The Healthcare Issue Comes Home

It's been one of the most, if not the most, horrific of allergy seasons.

I've been on the verge of a sinus infection for months. Sometime in the last two weeks, I went hurtling over the edge. Part of the resulting domino effect found me fighting an ear infection last weekend.

Early on Monday, I called the doctor's office. Once I finally got someone on the phone, I was quickly told that sure, I could have an appointment … on July 3. Seriously?! Five minutes later, I was on the website for our local Walgreens' Take Care Clinic. 

Less than three hours after that, I was back home with drugs in hand. Today, while worn out and hardly 100 percent, I am actually better.
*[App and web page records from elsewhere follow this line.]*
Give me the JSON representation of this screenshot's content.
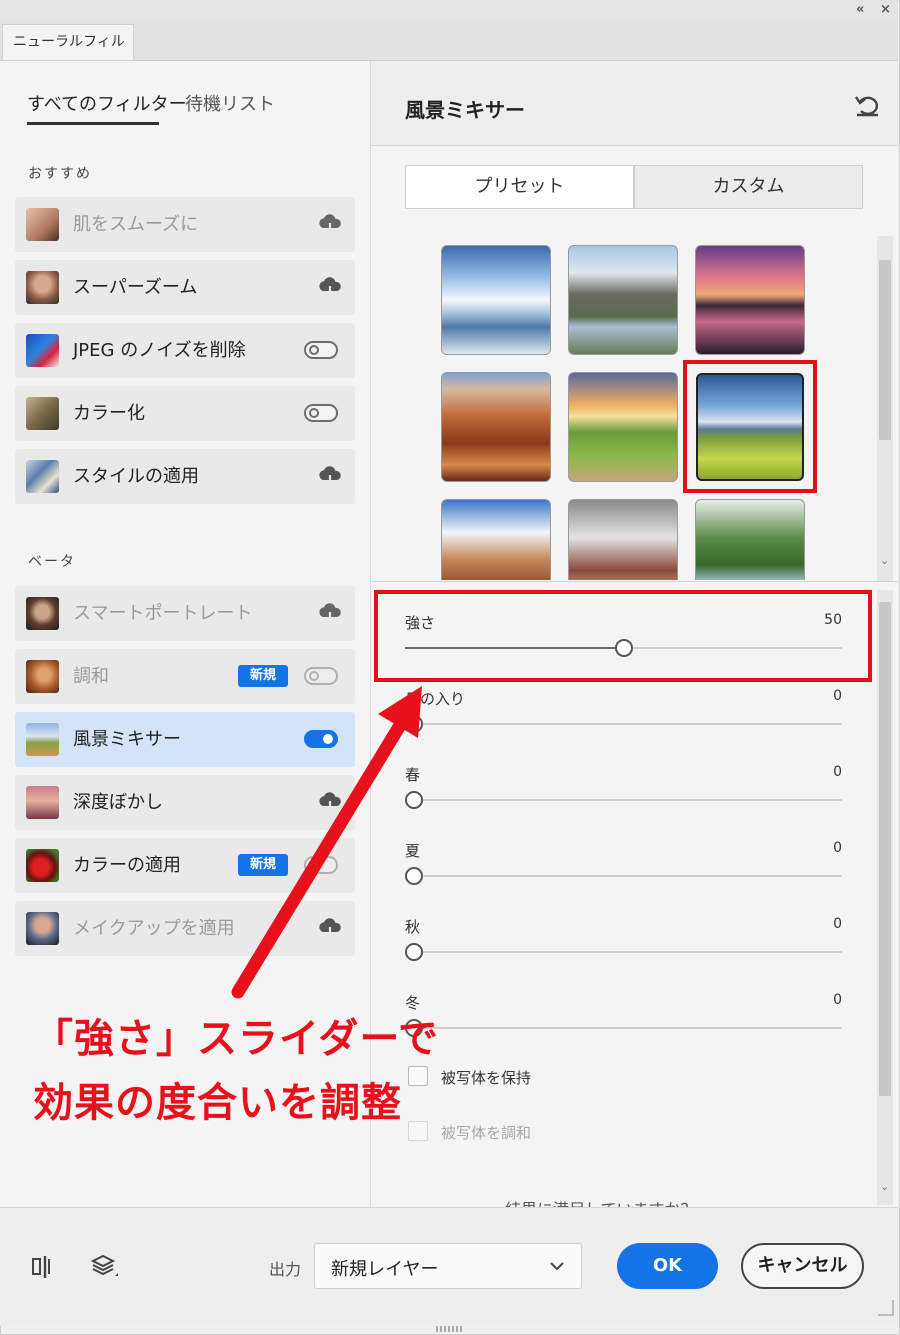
{
  "window": {
    "tab_label": "ニューラルフィルター",
    "collapse_glyph": "«",
    "close_glyph": "×"
  },
  "left_panel": {
    "tabs": [
      {
        "label": "すべてのフィルター"
      },
      {
        "label": "待機リスト"
      }
    ],
    "recommended_heading": "おすすめ",
    "beta_heading": "ベータ",
    "recommended": [
      {
        "name": "肌をスムーズに",
        "control": "cloud-download-icon",
        "dimmed": true
      },
      {
        "name": "スーパーズーム",
        "control": "cloud-download-icon",
        "dimmed": false
      },
      {
        "name": "JPEG のノイズを削除",
        "control": "toggle",
        "state": "off"
      },
      {
        "name": "カラー化",
        "control": "toggle",
        "state": "off"
      },
      {
        "name": "スタイルの適用",
        "control": "cloud-download-icon",
        "dimmed": false
      }
    ],
    "beta": [
      {
        "name": "スマートポートレート",
        "control": "cloud-download-icon",
        "dimmed": true
      },
      {
        "name": "調和",
        "badge": "新規",
        "control": "toggle",
        "state": "off"
      },
      {
        "name": "風景ミキサー",
        "control": "toggle",
        "state": "on",
        "selected": true
      },
      {
        "name": "深度ぼかし",
        "control": "cloud-download-icon"
      },
      {
        "name": "カラーの適用",
        "badge": "新規",
        "control": "toggle",
        "state": "off"
      },
      {
        "name": "メイクアップを適用",
        "control": "cloud-download-icon",
        "dimmed": true
      }
    ]
  },
  "right_panel": {
    "title": "風景ミキサー",
    "reset_icon": "undo-icon",
    "segments": [
      {
        "label": "プリセット",
        "active": true
      },
      {
        "label": "カスタム",
        "active": false
      }
    ],
    "presets": [
      {
        "name": "snow-mountain-lake"
      },
      {
        "name": "mountain-river-valley"
      },
      {
        "name": "sunset-peak-reflection"
      },
      {
        "name": "red-canyon"
      },
      {
        "name": "sunrise-green-hills"
      },
      {
        "name": "green-meadow-mountains",
        "selected": true
      },
      {
        "name": "desert-mesa"
      },
      {
        "name": "monument-valley"
      },
      {
        "name": "green-river-valley"
      }
    ],
    "sliders": [
      {
        "label": "強さ",
        "value": "50",
        "fraction": 0.5,
        "highlighted": true
      },
      {
        "label": "日の入り",
        "value": "0",
        "fraction": 0
      },
      {
        "label": "春",
        "value": "0",
        "fraction": 0
      },
      {
        "label": "夏",
        "value": "0",
        "fraction": 0
      },
      {
        "label": "秋",
        "value": "0",
        "fraction": 0
      },
      {
        "label": "冬",
        "value": "0",
        "fraction": 0
      }
    ],
    "checkboxes": [
      {
        "label": "被写体を保持",
        "checked": false,
        "enabled": true
      },
      {
        "label": "被写体を調和",
        "checked": false,
        "enabled": false
      }
    ],
    "feedback_text": "結果に満足していますか？"
  },
  "footer": {
    "output_label": "出力",
    "output_value": "新規レイヤー",
    "ok_label": "OK",
    "cancel_label": "キャンセル"
  },
  "annotation": {
    "line1": "「強さ」スライダーで",
    "line2": "効果の度合いを調整",
    "color": "#e8101a"
  },
  "colors": {
    "accent": "#1473e6",
    "highlight": "#e3101a",
    "selected_row": "#d4e4f8"
  }
}
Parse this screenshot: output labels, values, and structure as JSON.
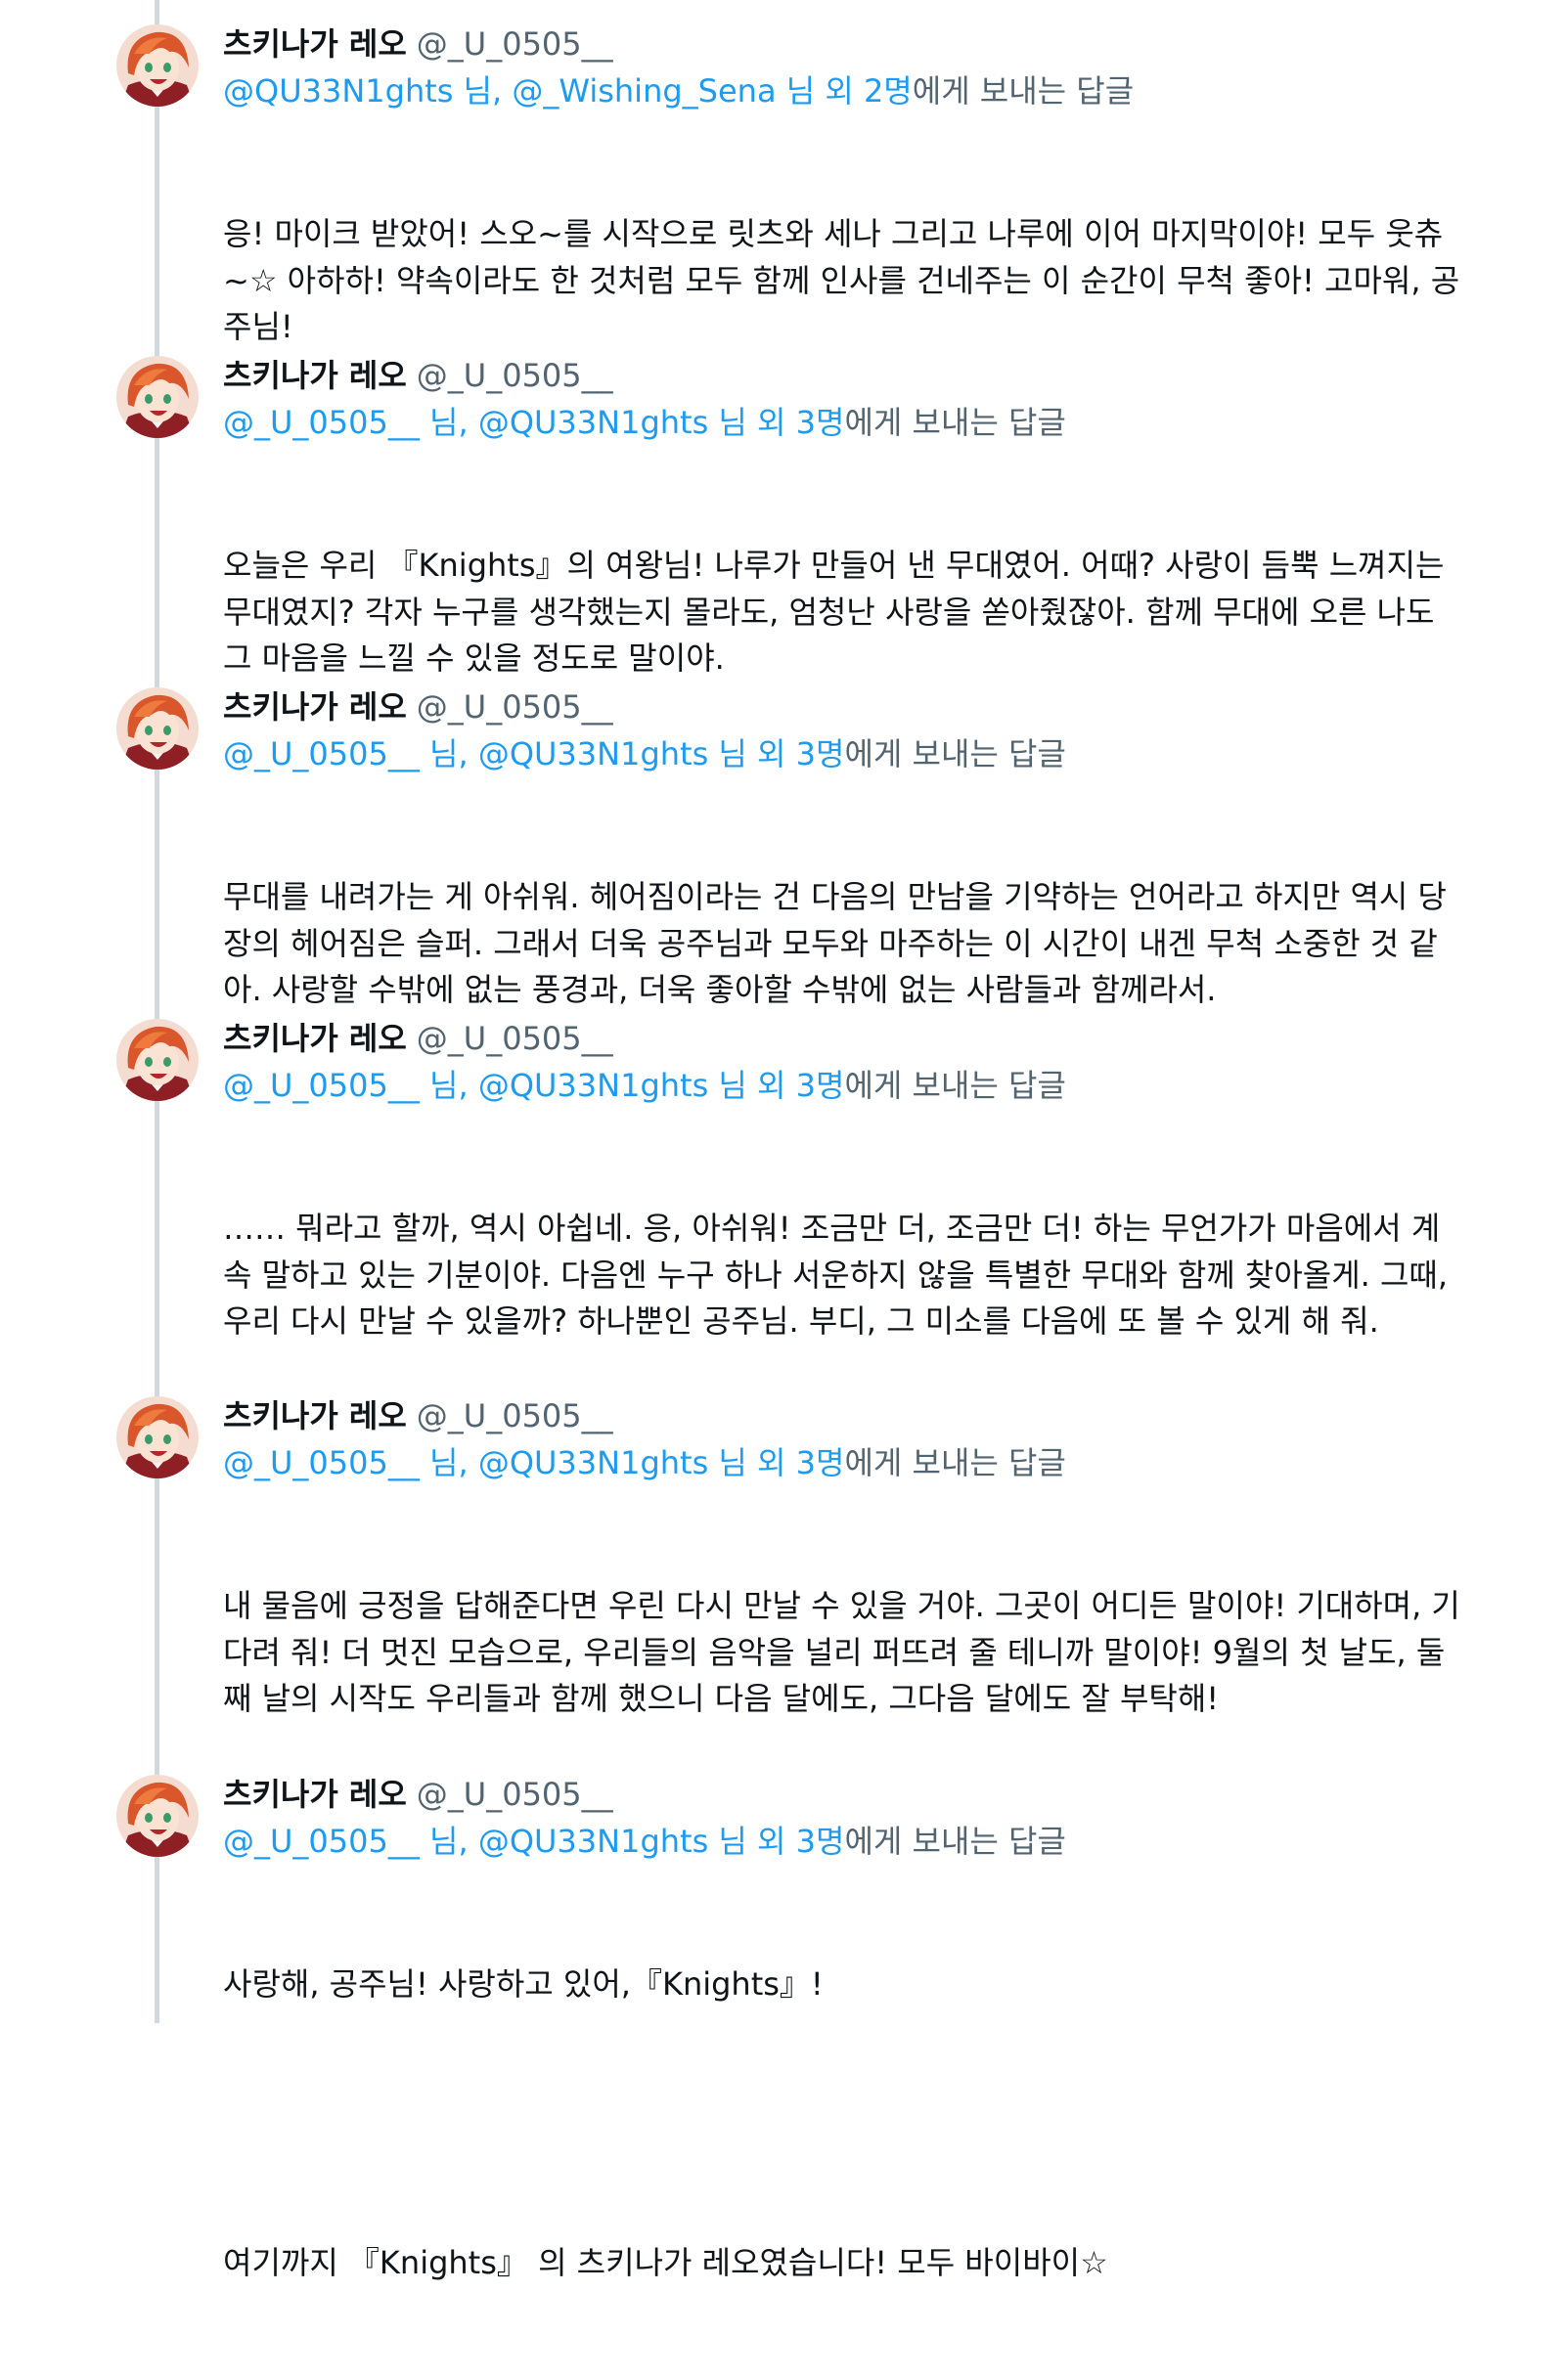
{
  "thread": {
    "tweets": [
      {
        "display_name": "츠키나가 레오",
        "handle": "@_U_0505__",
        "reply": {
          "mentions": "@QU33N1ghts 님, @_Wishing_Sena 님 외 2명",
          "suffix": "에게 보내는 답글"
        },
        "text": "응! 마이크 받았어! 스오~를 시작으로 릿츠와 세나 그리고 나루에 이어 마지막이야! 모두 웃츄~☆ 아하하! 약속이라도 한 것처럼 모두 함께 인사를 건네주는 이 순간이 무척 좋아! 고마워, 공주님!"
      },
      {
        "display_name": "츠키나가 레오",
        "handle": "@_U_0505__",
        "reply": {
          "mentions": "@_U_0505__ 님, @QU33N1ghts 님 외 3명",
          "suffix": "에게 보내는 답글"
        },
        "text": "오늘은 우리 『Knights』의 여왕님! 나루가 만들어 낸 무대였어. 어때? 사랑이 듬뿍 느껴지는 무대였지? 각자 누구를 생각했는지 몰라도, 엄청난 사랑을 쏟아줬잖아. 함께 무대에 오른 나도 그 마음을 느낄 수 있을 정도로 말이야."
      },
      {
        "display_name": "츠키나가 레오",
        "handle": "@_U_0505__",
        "reply": {
          "mentions": "@_U_0505__ 님, @QU33N1ghts 님 외 3명",
          "suffix": "에게 보내는 답글"
        },
        "text": "무대를 내려가는 게 아쉬워. 헤어짐이라는 건 다음의 만남을 기약하는 언어라고 하지만 역시 당장의 헤어짐은 슬퍼. 그래서 더욱 공주님과 모두와 마주하는 이 시간이 내겐 무척 소중한 것 같아. 사랑할 수밖에 없는 풍경과, 더욱 좋아할 수밖에 없는 사람들과 함께라서."
      },
      {
        "display_name": "츠키나가 레오",
        "handle": "@_U_0505__",
        "reply": {
          "mentions": "@_U_0505__ 님, @QU33N1ghts 님 외 3명",
          "suffix": "에게 보내는 답글"
        },
        "text": "…… 뭐라고 할까, 역시 아쉽네. 응, 아쉬워! 조금만 더, 조금만 더! 하는 무언가가 마음에서 계속 말하고 있는 기분이야. 다음엔 누구 하나 서운하지 않을 특별한 무대와 함께 찾아올게. 그때, 우리 다시 만날 수 있을까? 하나뿐인 공주님. 부디, 그 미소를 다음에 또 볼 수 있게 해 줘."
      },
      {
        "display_name": "츠키나가 레오",
        "handle": "@_U_0505__",
        "reply": {
          "mentions": "@_U_0505__ 님, @QU33N1ghts 님 외 3명",
          "suffix": "에게 보내는 답글"
        },
        "text": "내 물음에 긍정을 답해준다면 우린 다시 만날 수 있을 거야. 그곳이 어디든 말이야! 기대하며, 기다려 줘! 더 멋진 모습으로, 우리들의 음악을 널리 퍼뜨려 줄 테니까 말이야! 9월의 첫 날도, 둘째 날의 시작도 우리들과 함께 했으니 다음 달에도, 그다음 달에도 잘 부탁해!"
      },
      {
        "display_name": "츠키나가 레오",
        "handle": "@_U_0505__",
        "reply": {
          "mentions": "@_U_0505__ 님, @QU33N1ghts 님 외 3명",
          "suffix": "에게 보내는 답글"
        },
        "text": "사랑해, 공주님! 사랑하고 있어,『Knights』!",
        "text2": "여기까지 『Knights』 의 츠키나가 레오였습니다! 모두 바이바이☆"
      }
    ]
  },
  "colors": {
    "text": "#0f1419",
    "secondary": "#536471",
    "link": "#1d9bf0",
    "thread_line": "#cfd9de"
  }
}
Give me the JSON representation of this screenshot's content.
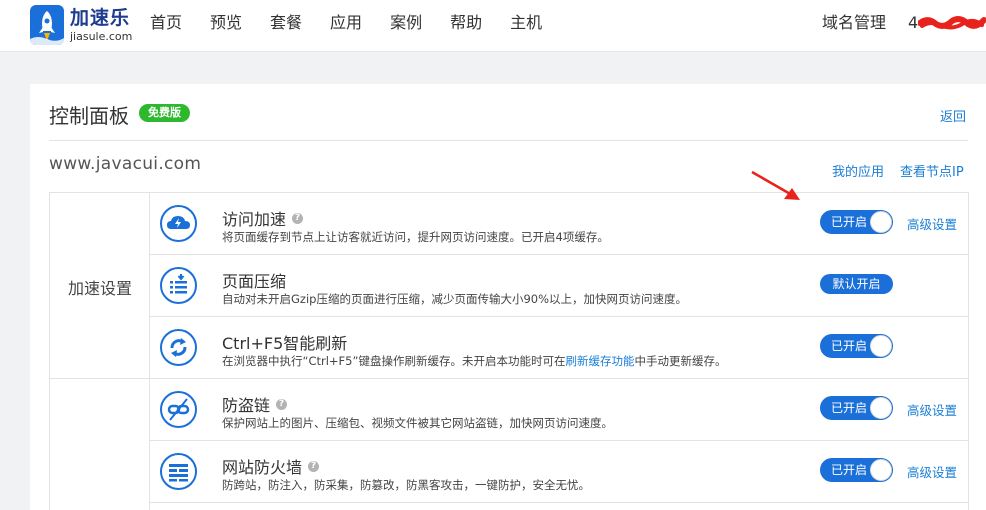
{
  "brand": {
    "name_cn": "加速乐",
    "domain": "jiasule.com"
  },
  "nav": [
    "首页",
    "预览",
    "套餐",
    "应用",
    "案例",
    "帮助",
    "主机"
  ],
  "header_right": {
    "domain_manage": "域名管理",
    "account_prefix": "4"
  },
  "panel": {
    "title": "控制面板",
    "badge": "免费版",
    "back": "返回",
    "site": "www.javacui.com",
    "my_apps": "我的应用",
    "view_nodes": "查看节点IP"
  },
  "groups": [
    {
      "label": "加速设置"
    }
  ],
  "rows": [
    {
      "icon": "cloud-lightning-icon",
      "title": "访问加速",
      "help": "?",
      "desc": "将页面缓存到节点上让访客就近访问，提升网页访问速度。已开启4项缓存。",
      "state": "已开启",
      "advanced": "高级设置"
    },
    {
      "icon": "compress-list-icon",
      "title": "页面压缩",
      "desc": "自动对未开启Gzip压缩的页面进行压缩，减少页面传输大小90%以上，加快网页访问速度。",
      "state": "默认开启"
    },
    {
      "icon": "refresh-arrows-icon",
      "title": "Ctrl+F5智能刷新",
      "desc_before": "在浏览器中执行“Ctrl+F5”键盘操作刷新缓存。未开启本功能时可在",
      "desc_link": "刷新缓存功能",
      "desc_after": "中手动更新缓存。",
      "state": "已开启"
    },
    {
      "icon": "broken-link-icon",
      "title": "防盗链",
      "help": "?",
      "desc": "保护网站上的图片、压缩包、视频文件被其它网站盗链，加快网页访问速度。",
      "state": "已开启",
      "advanced": "高级设置"
    },
    {
      "icon": "firewall-icon",
      "title": "网站防火墙",
      "help": "?",
      "desc": "防跨站，防注入，防采集，防篡改，防黑客攻击，一键防护，安全无忧。",
      "state": "已开启",
      "advanced": "高级设置"
    }
  ],
  "colors": {
    "accent": "#1a6fd8",
    "link": "#1a7ed6",
    "badge": "#2eb82e",
    "annotation": "#e8231b"
  }
}
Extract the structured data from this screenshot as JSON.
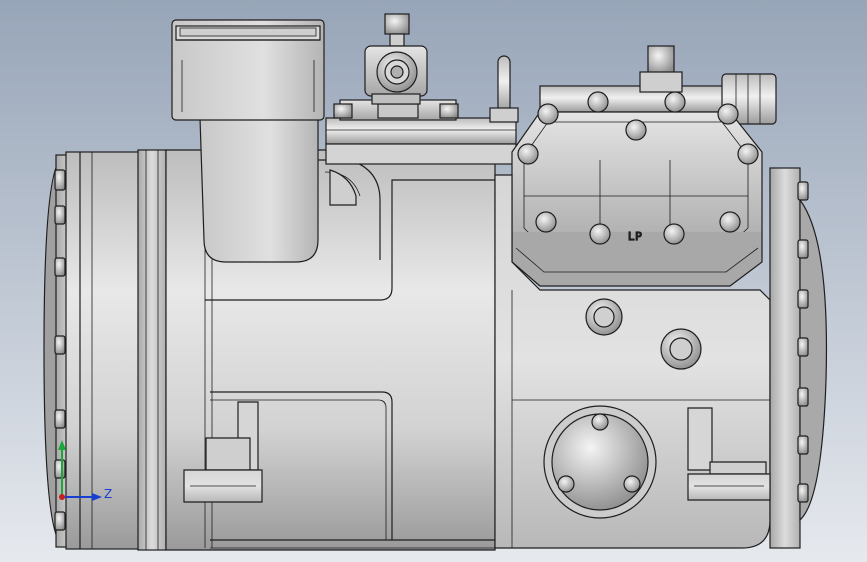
{
  "viewport": {
    "background_top": "#97a5b8",
    "background_bottom": "#e6e9ee"
  },
  "model": {
    "name_embossed": "LP",
    "body_light": "#e2e2e2",
    "body_mid": "#c4c4c4",
    "body_dark": "#8e8e8e",
    "edge": "#1e1e1e"
  },
  "triad": {
    "z_label": "Z",
    "x_color": "#1a3fd0",
    "y_color": "#1aa83a",
    "origin_color": "#c81e1e"
  }
}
Without medication, I wonder, how much worse would I be right now? I'm just glad I don't have to find out.

But … what if I were among the millions without health insurance? Chances are good I wouldn't have bothered to call the doctor. And the clinic? Chances are better I wouldn't have the $89 fee and the subsequent $100 plus to pay for my medication. (Being among the fortunately insured, I paid a $20 visit fee and $10 for my medication.) It was a struggle to get up and out the door all week, even though I was being treated. Just how sick would you ultimately have to become to be cared for?

I think a lot. (Probably too much for my own good sometimes.) And this little experience really got me thinking.  As I type this, my own state is notifying THOUSANDS of people that they will no longer provide health insurance premium coverage (for adults who make a certain percentage above the poverty level) or prescription coverage (for seniors at or below poverty level). 

My fear is that this could soon be the national experience we face after the November election. And to extend the fear to my own doorstep, if l lose my remaining thread to employment, when it comes to healthcare, I could be just like those who are pulling those happy letters from the state out of their mailboxes: screwed.

Think you're outside the healthcare debate? Think the election doesn't matter? Think again.


Kathy said...

My husband decided to quit his job and look for different work back in February. We've consequently been without health insurance since then, and I'm on about $400 worth of meds/month. (That's three prescriptions) I haven't been in to have my bloodwork done or my blood pressure checked because frankly I can't afford the $315 office visit fee. That's $315 for approximately 2.5 minutes of service. We won't add in the lab fees.
We did try to obtain private insurance at $875/month. We were turned down for having too many pre-existing conditions.
How can people say this country doesn't need some sort of national health care program? We're not poor by any definition, and we're struggling to afford health care!

Karen Anne said...

This year thanks to a new med being added, I fork out $600 a month for meds in the Medicare donut hole,

That's 50% of the full price of the prescriptions, thanks to the new healthcare law. Last year anyone in the donut hole paid 100%. The donut hole is going to continue to close until it's completely gone.

Unless the Supreme Court throws out the health care law, that is.

Anyone on Medicare or who is going to be on Medicare and who votes Republican is certifiably crazy. Not to mention if they care about preserving Social Security.